To that end Panda Cares partners with Children’s Miracle Network and ‘The Leader In Me,’ a school program that integrates timeless leadership principles with practical character and life skills.

“We support groups that are aligned with the Panda Cares mission, which is to promote the spirit of giving within the Panda Restaurant Group,” says Andrew Cherng, PRG’s founder and chairman.

With nearly 1,650 restaurants and 25,000 employees in 46 states, PRG involves its employees in all its fundraising activities. “We have a team of 20 Panda Cares representatives, who are associates that, aside from their day-to-day jobs at Panda, help support different regions nationwide where Panda Express restaurants operate,” says Peggy Cherng.

“Our associates are the liaisons between an organization and our local operators, which allows each organization and our volunteer an opportunity to make a personal connection.”

Children’s events, where PRG employees serve Panda meals, range from groups as low as 80 to as high as 5,000. More than 80% of PRG’s team members also participate in the associate giving program, where a portion of their paycheck is donated to their local Children’s Miracle Network Hospital.

Through the company’s in-store donation program, leaving their cash behind, or rounding up their bill at the register also involves guests.

“Our proudest moment comes from the smiles and thanks we receive from those who have been touched by our work. From associates to guests, we take satisfaction in knowing that we are doing our best to serve our community,” says Andrew Cherng.
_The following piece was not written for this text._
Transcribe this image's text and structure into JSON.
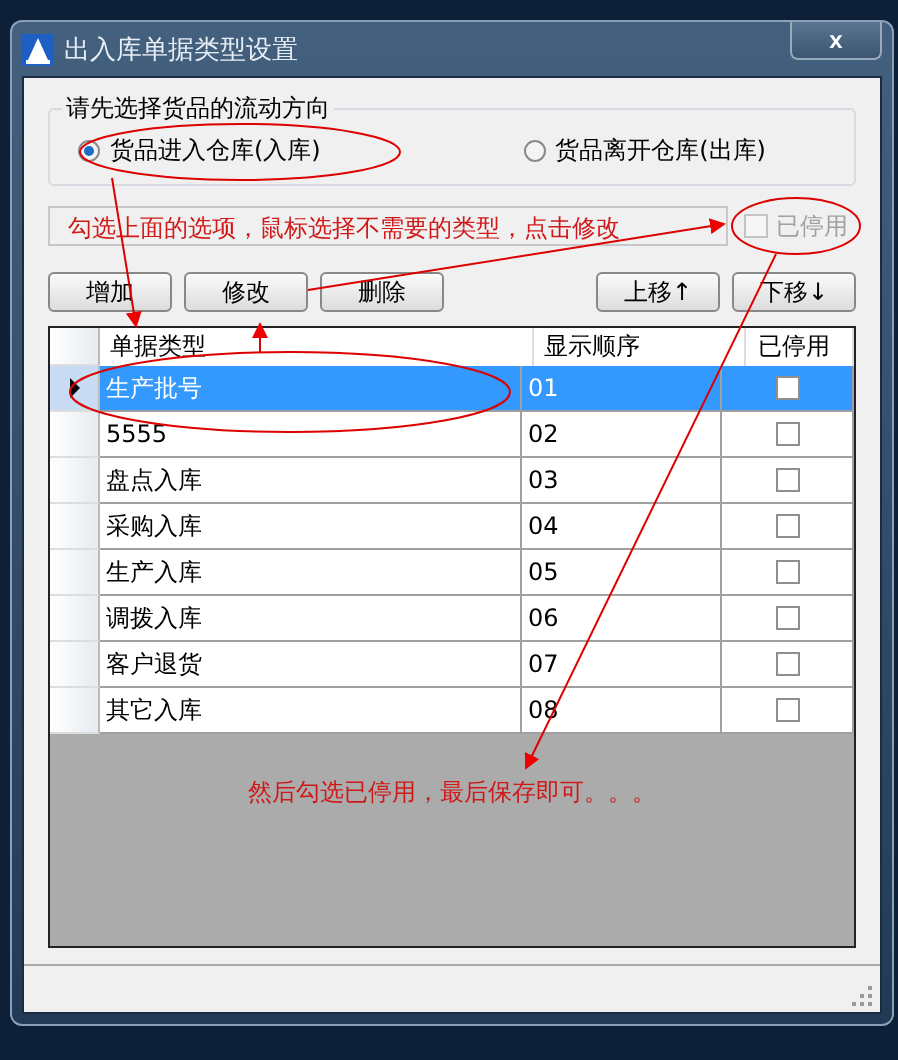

That spirit of giving is on full display when Panda Cares steps in to aid those affected by natural disasters around the globe. “During natural disasters, Panda Cares shifts focus and collects funds for disaster relief as well as provide food for relief workers and those displaced,” says Peggy Cherng.
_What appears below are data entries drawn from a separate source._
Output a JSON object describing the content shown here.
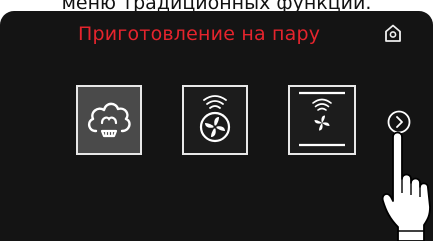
{
  "caption": "меню традиционных функций.",
  "screen": {
    "title": "Приготовление на пару",
    "title_color": "#e5242d",
    "background": "#141414"
  },
  "icons": {
    "home": "home-icon",
    "next": "chevron-right-icon",
    "pointer": "pointing-hand-icon"
  },
  "modes": [
    {
      "icon": "steam-icon",
      "selected": true
    },
    {
      "icon": "steam-fan-icon",
      "selected": false
    },
    {
      "icon": "steam-fan-top-bottom-heat-icon",
      "selected": false
    }
  ]
}
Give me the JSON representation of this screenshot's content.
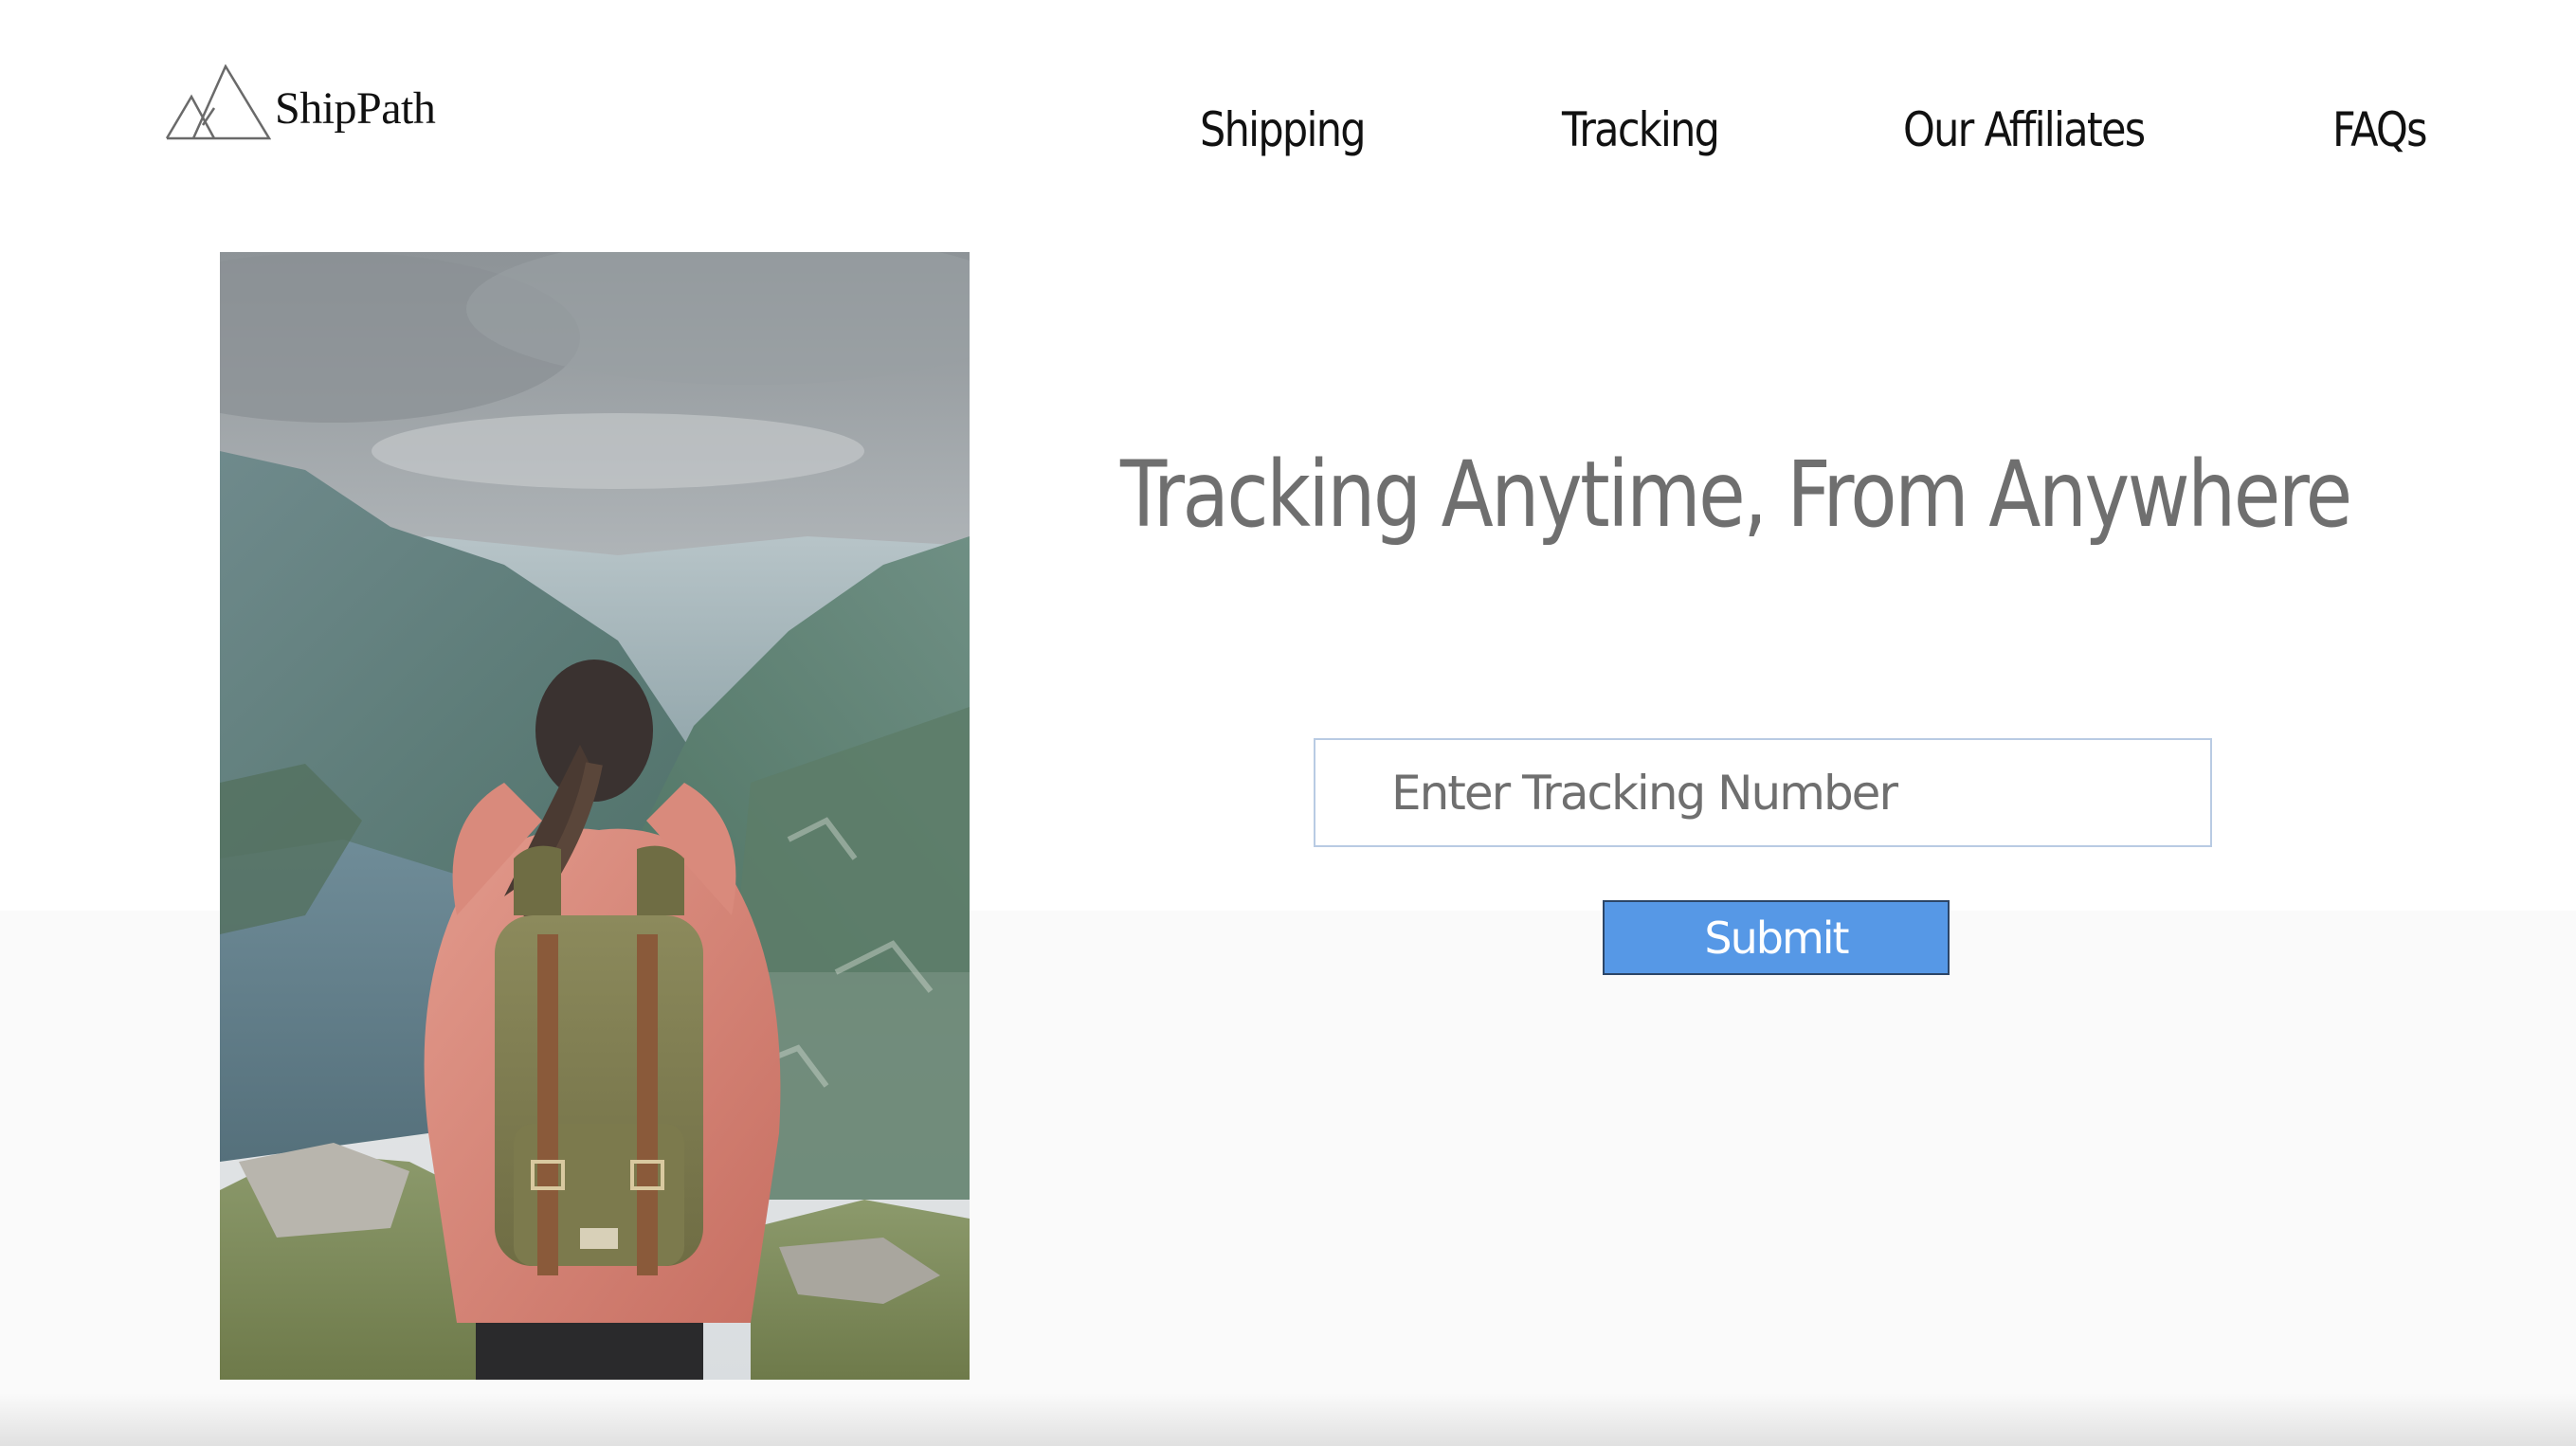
{
  "brand": {
    "name": "ShipPath",
    "logo_icon": "mountain-logo-icon"
  },
  "nav": {
    "items": [
      {
        "label": "Shipping"
      },
      {
        "label": "Tracking"
      },
      {
        "label": "Our Affiliates"
      },
      {
        "label": "FAQs"
      }
    ]
  },
  "hero": {
    "image": "hiker-in-mountain-valley-photo",
    "headline": "Tracking Anytime, From Anywhere"
  },
  "tracking_form": {
    "input_placeholder": "Enter Tracking Number",
    "input_value": "",
    "submit_label": "Submit"
  },
  "colors": {
    "accent": "#5698e6",
    "headline": "#6f6f6f",
    "input_border": "#b9cbe3"
  }
}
From the Myanmar Cyclone and Asian Tsunami to earthquakes in China, Haiti and Japan as well as disasters closer to home —Hurricanes Sandy and Katrina — Panda Cares lives up to its name by matching 100% of dollars raised.